#### THE DATA
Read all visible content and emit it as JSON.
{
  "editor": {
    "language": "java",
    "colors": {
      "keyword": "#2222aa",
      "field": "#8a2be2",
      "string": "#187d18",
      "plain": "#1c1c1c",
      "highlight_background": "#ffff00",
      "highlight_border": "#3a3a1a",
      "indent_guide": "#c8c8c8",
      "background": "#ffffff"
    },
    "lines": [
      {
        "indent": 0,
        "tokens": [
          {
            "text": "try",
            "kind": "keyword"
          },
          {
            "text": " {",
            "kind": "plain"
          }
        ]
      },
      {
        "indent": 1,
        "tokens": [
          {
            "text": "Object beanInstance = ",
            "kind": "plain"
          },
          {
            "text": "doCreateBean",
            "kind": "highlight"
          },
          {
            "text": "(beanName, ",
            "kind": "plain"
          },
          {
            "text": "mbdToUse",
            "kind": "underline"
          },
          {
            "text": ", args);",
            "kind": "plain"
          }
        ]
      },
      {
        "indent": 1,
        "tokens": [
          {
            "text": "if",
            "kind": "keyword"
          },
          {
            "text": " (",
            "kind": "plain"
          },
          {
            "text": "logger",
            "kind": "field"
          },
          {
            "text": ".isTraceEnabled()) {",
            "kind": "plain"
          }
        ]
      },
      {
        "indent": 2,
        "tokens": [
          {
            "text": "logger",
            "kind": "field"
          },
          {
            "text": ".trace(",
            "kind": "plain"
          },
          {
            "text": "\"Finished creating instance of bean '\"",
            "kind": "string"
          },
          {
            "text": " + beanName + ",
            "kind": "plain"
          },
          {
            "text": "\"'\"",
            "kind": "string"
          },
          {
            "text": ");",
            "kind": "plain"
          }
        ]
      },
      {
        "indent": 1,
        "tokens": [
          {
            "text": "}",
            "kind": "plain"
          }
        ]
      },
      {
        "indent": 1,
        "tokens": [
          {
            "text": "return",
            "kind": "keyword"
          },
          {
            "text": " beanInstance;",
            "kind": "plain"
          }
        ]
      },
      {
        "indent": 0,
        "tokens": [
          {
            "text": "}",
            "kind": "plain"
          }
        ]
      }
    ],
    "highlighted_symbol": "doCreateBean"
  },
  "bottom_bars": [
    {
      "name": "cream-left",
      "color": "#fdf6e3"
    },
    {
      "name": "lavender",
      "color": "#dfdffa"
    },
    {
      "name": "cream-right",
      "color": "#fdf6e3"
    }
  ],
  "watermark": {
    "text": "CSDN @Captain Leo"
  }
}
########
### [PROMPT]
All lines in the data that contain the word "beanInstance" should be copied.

### [SOLUTION FOR THIS TASK]
            "text": "Object beanInstance = ",
            "text": " beanInstance;",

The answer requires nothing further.